Soft, delicate, fernlike, deciduous foliage and dense terminal clusters of lavender-blue, lightly fragrant, trumpet-shaped flowers make this large, spreading tree an outstanding specimen planting. The striking blooms can appear any time from April through August (most often May), and are sometimes present before the fresh, new, light green leaves appear in spring. Flowering is reportedly best following a winter with several nights in the upper 30's. Jacaranda may flower best when grown in poor soil. Jacarandas can reach 25 to 40 feet in height with an equal or greater spread, and the bent or arching trunks are covered with light brown bark.
Scientific name: Jacaranda mimosifolia
Pronunciation: jack-uh-RAN-duh mih-moe-sih-FOLE-ee-uh
Common name(s): jacaranda
USDA hardiness zones: 9B through 11 (Figure 2)
Origin: native to southern and central South America
UF/IFAS Invasive Assessment Status: not considered a problem species at this time, may be recommended (North, Central, South)
Uses: parking lot island 100-200 sq ft; parking lot island > 200 sq ft; street without sidewalk; tree lawn > 6 ft wide; shade; specimen
Height: 25 to 40 feet
Spread: 45 to 60 feet
Crown uniformity: irregular
Crown shape: vase, spreading
Crown density: open
Growth rate: fast
Leaf arrangement: alternate
Leaf type: bipinnately compound, odd-pinnately compound; made up of 20 secondary leaflets per primary leaflet
Leaf margin: entire
Leaf shape: obovate, rhomboid
Leaf venation: unknown
Leaf type and persistence: deciduous
Leaf blade length: 9 to 18 inches; primary leaflets are 5 inches; secondary leaflets are ¼ inch
Leaf color: green
Fall color: no color change
Fall characteristic: not showy
Flower color: lavender to violet purple
Flower characteristics: very showy; lightly fragrant; emerges on numerous 12-18" long panicles
Flowering: spring and summer
Fruit shape: round, disk-like capsule
Fruit length: 3 inches
Fruit covering: dry or hard
Fruit color: brown
Fruit characteristics: does not attract wildlife; not showy; fruit/leaves a litter problem
Trunk and Branches
Trunk/branches: branches droop; showy; typically one trunk; no thorns
Bark: light brown, smooth, becoming blocky and rough with age
Pruning requirement: needed for strong structure

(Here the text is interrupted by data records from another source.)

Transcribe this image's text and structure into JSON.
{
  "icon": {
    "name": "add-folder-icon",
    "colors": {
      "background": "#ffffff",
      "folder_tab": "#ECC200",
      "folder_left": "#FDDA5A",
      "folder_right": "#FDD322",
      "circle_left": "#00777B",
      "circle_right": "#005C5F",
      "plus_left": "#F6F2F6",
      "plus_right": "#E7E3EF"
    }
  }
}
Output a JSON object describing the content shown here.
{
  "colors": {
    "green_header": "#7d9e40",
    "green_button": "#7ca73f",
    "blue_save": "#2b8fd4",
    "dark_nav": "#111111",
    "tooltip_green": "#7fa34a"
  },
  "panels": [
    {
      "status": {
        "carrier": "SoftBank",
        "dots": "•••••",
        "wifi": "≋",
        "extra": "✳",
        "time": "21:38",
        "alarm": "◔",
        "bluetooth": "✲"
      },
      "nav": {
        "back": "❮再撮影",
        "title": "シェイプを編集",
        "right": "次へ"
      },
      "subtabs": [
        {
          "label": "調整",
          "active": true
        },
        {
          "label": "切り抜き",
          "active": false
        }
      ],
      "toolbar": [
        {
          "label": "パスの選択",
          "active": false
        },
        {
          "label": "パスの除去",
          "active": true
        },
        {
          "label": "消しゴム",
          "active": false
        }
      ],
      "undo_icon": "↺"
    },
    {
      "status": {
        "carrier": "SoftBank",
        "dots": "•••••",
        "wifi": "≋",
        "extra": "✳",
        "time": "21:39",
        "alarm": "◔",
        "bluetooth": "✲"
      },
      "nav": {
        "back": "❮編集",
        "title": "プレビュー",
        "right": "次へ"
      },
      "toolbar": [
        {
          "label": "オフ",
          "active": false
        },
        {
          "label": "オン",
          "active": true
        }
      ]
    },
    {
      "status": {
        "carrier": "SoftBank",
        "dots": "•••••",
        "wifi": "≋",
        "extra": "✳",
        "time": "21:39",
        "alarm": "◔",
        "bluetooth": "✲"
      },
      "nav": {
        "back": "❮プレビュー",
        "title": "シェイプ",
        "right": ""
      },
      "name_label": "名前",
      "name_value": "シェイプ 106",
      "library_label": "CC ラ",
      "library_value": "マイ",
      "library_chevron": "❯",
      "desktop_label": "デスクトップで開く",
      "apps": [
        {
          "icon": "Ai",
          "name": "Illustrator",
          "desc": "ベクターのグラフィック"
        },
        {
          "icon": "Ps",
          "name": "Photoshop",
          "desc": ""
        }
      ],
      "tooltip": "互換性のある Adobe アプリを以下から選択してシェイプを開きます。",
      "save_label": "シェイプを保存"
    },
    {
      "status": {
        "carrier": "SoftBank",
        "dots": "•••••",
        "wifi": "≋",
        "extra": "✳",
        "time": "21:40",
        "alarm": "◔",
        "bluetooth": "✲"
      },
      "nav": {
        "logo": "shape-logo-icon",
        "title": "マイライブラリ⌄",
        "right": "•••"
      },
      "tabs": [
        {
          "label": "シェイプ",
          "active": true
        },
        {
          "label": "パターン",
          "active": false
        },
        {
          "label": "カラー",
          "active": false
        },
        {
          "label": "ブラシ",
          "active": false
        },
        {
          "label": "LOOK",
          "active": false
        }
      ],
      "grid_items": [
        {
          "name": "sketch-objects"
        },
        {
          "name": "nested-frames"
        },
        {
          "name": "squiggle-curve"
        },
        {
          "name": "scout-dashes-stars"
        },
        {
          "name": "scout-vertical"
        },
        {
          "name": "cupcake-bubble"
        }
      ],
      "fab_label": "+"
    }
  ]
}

Breakage: susceptible to breakage
Current year twig color: gray, brown
Current year twig thickness: thick
Wood specific gravity: unknown
Light requirement: full sun

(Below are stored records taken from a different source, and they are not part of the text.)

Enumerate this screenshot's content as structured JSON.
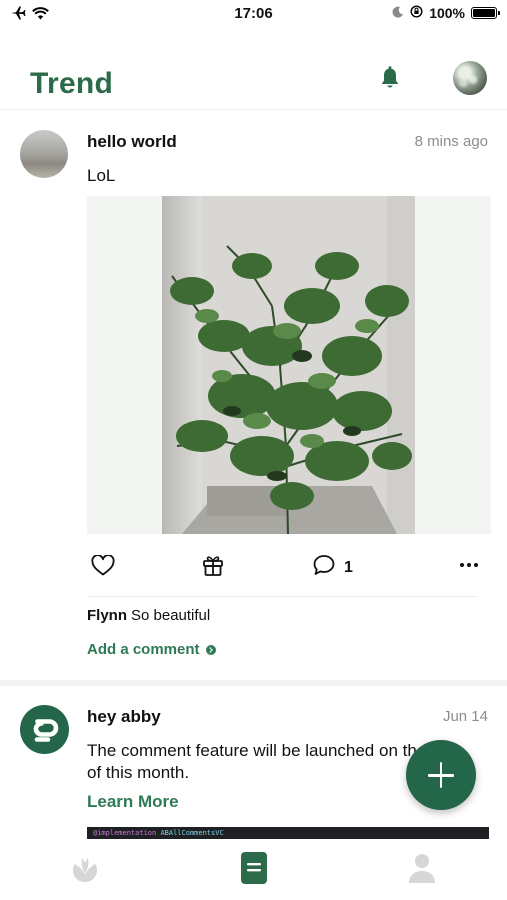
{
  "status_bar": {
    "time": "17:06",
    "battery": "100%",
    "battery_level": 1.0,
    "icons": [
      "airplane-icon",
      "wifi-icon",
      "moon-icon",
      "orientation-lock-icon",
      "battery-icon"
    ]
  },
  "header": {
    "title": "Trend",
    "title_color": "#2b6b4a",
    "icons": [
      "bell-icon",
      "profile-avatar"
    ]
  },
  "posts": [
    {
      "title": "hello world",
      "time": "8 mins ago",
      "body": "LoL",
      "comment_count": "1",
      "comments": [
        {
          "user": "Flynn",
          "text": "So beautiful"
        }
      ],
      "add_comment_label": "Add a comment",
      "action_icons": [
        "heart-icon",
        "gift-icon",
        "comment-icon",
        "more-icon"
      ]
    },
    {
      "title": "hey abby",
      "time": "Jun 14",
      "body": "The comment feature will be launched on the 29th of this month.",
      "link_label": "Learn More",
      "code_preview_keyword": "@implementation",
      "code_preview_class": "ABAllCommentsVC"
    }
  ],
  "fab": {
    "icon": "plus-icon",
    "color": "#23664a"
  },
  "tab_bar": {
    "items": [
      {
        "icon": "plant-icon",
        "active": false
      },
      {
        "icon": "document-icon",
        "active": true
      },
      {
        "icon": "person-icon",
        "active": false
      }
    ],
    "active_color": "#2b6b4a",
    "inactive_color": "#d6d6d6"
  },
  "accent_color": "#2f7a55"
}
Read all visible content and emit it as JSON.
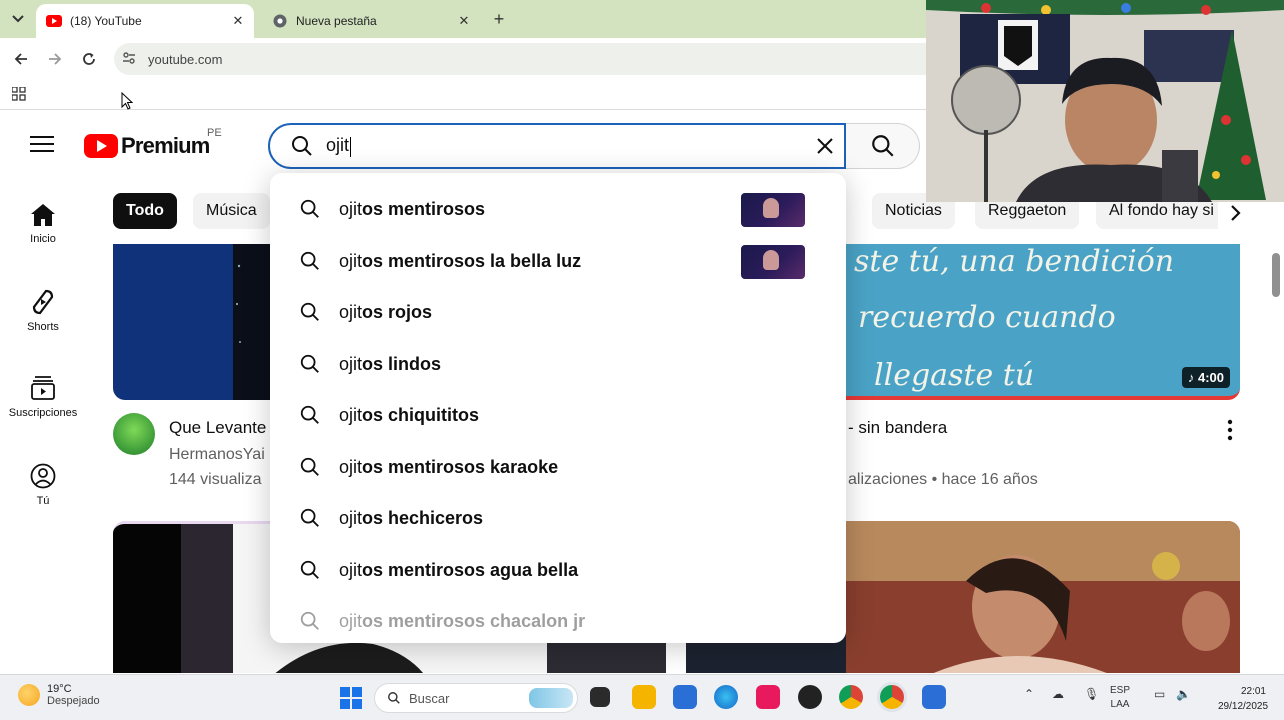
{
  "browser": {
    "tabs": [
      {
        "title": "(18) YouTube",
        "active": true
      },
      {
        "title": "Nueva pestaña",
        "active": false
      }
    ],
    "url": "youtube.com"
  },
  "youtube": {
    "logo_text": "Premium",
    "country_code": "PE",
    "search_query": "ojit",
    "guide": [
      "Inicio",
      "Shorts",
      "Suscripciones",
      "Tú"
    ],
    "chips": [
      "Todo",
      "Música",
      "Noticias",
      "Reggaeton",
      "Al fondo hay si"
    ],
    "suggestions": [
      {
        "prefix": "ojit",
        "rest": "os mentirosos"
      },
      {
        "prefix": "ojit",
        "rest": "os mentirosos la bella luz"
      },
      {
        "prefix": "ojit",
        "rest": "os rojos"
      },
      {
        "prefix": "ojit",
        "rest": "os lindos"
      },
      {
        "prefix": "ojit",
        "rest": "os chiquititos"
      },
      {
        "prefix": "ojit",
        "rest": "os mentirosos karaoke"
      },
      {
        "prefix": "ojit",
        "rest": "os hechiceros"
      },
      {
        "prefix": "ojit",
        "rest": "os mentirosos agua bella"
      },
      {
        "prefix": "ojit",
        "rest": "os mentirosos chacalon jr"
      }
    ],
    "videos": [
      {
        "title": "Que Levante",
        "channel": "HermanosYai",
        "meta": "144 visualiza"
      },
      {
        "title": "- sin bandera",
        "meta": "alizaciones • hace 16 años",
        "duration": "4:00",
        "lyrics": [
          "ste tú, una bendición",
          "recuerdo cuando",
          "llegaste tú"
        ]
      }
    ]
  },
  "taskbar": {
    "temperature": "19°C",
    "condition": "Despejado",
    "search_placeholder": "Buscar",
    "lang_1": "ESP",
    "lang_2": "LAA",
    "time": "22:01",
    "date": "29/12/2025"
  },
  "colors": {
    "accent_blue": "#1c62b9",
    "youtube_red": "#ff0000",
    "chrome_green": "#d3e3c0"
  }
}
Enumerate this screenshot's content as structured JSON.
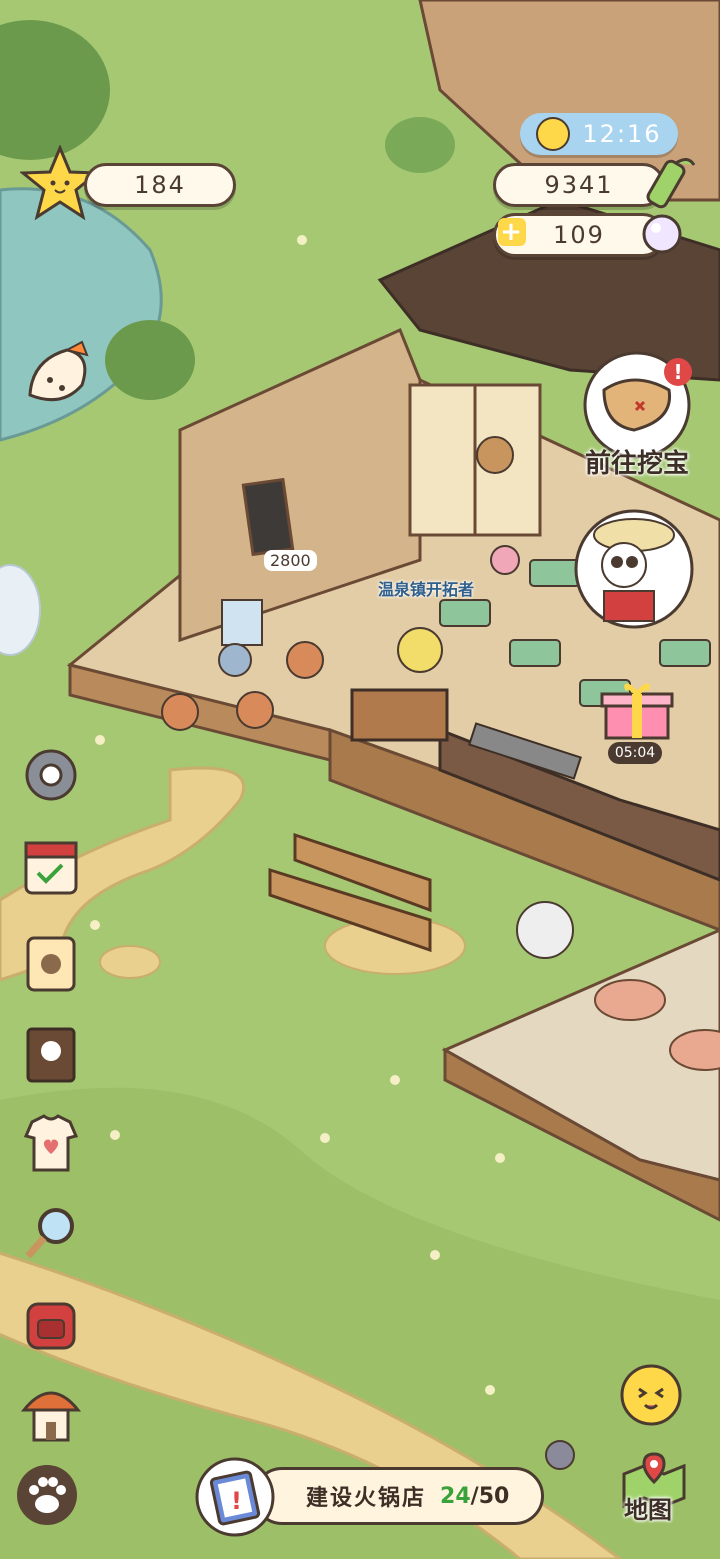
{
  "hud": {
    "stars": "184",
    "time": "12:16",
    "bamboo": "9341",
    "pearls": "109"
  },
  "treasure": {
    "label": "前往挖宝"
  },
  "gift": {
    "timer": "05:04"
  },
  "shop": {
    "price": "2800",
    "npc_title": "温泉镇开拓者"
  },
  "task": {
    "name": "建设火锅店",
    "current": "24",
    "separator": "/",
    "total": "50"
  },
  "map": {
    "label": "地图"
  },
  "colors": {
    "grass": "#9fc36a",
    "wood": "#c9a27a",
    "outline": "#4a3a30",
    "accent_green": "#3aa23a"
  }
}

Soil tolerances: sand; loam; clay; slightly alkaline; acidic; well-drained
Drought tolerance: high
Aerosol salt tolerance: none
Roots: can form large surface roots
Winter interest: no
Outstanding tree: no
Ozone sensitivity: unknown
Verticillium wilt susceptibility: unknown
Pest resistance: resistant to pests/diseases
Use and Management
The light, dappled shade makes jacaranda well-suited for cooling patios, but it probably should not be used near pools due to the abundant leaf and flower drop. Jacaranda makes an ideal street tree, creating a spectacular sight when in full bloom. The arching branch habit is ideal for creating a canopy over a street or boulevard. Be sure to plant only those trees which have one central trunk and major limbs well-spaced apart for street tree and other high-use areas. Unpruned trees can become hazardous as they split apart at the crotches. Once properly trained and pruned, jacaranda is fairly strong-wooded and less messy than royal poinciana.
Heaviest-flowering when grown in full sun, small trees of jacaranda can tolerate light shade and will grow quickly. They thrive in sandy, well-drained soils but should be watered during dry periods. Prune branches so they remain less than half the diameter of the trunk to help keep the plant intact and increase durability.
'Alba' is a white-flowered cultivar which has a longer blooming period but sparser blooms. There are other cultivars available.
Propagation is by softwood cuttings, grafting, or by seed. Seedlings often take a long time to bloom so grafted trees or those rooted from cuttings are preferred.
No pests are of major concern.
Mushroom root rot is a problem on poorly-drained soil.
Koeser, A. K., Hasing, G., Friedman, M. H., and Irving, R. B. 2015. Trees: North & Central Florida. University of Florida Institute of Food and Agricultural Sciences.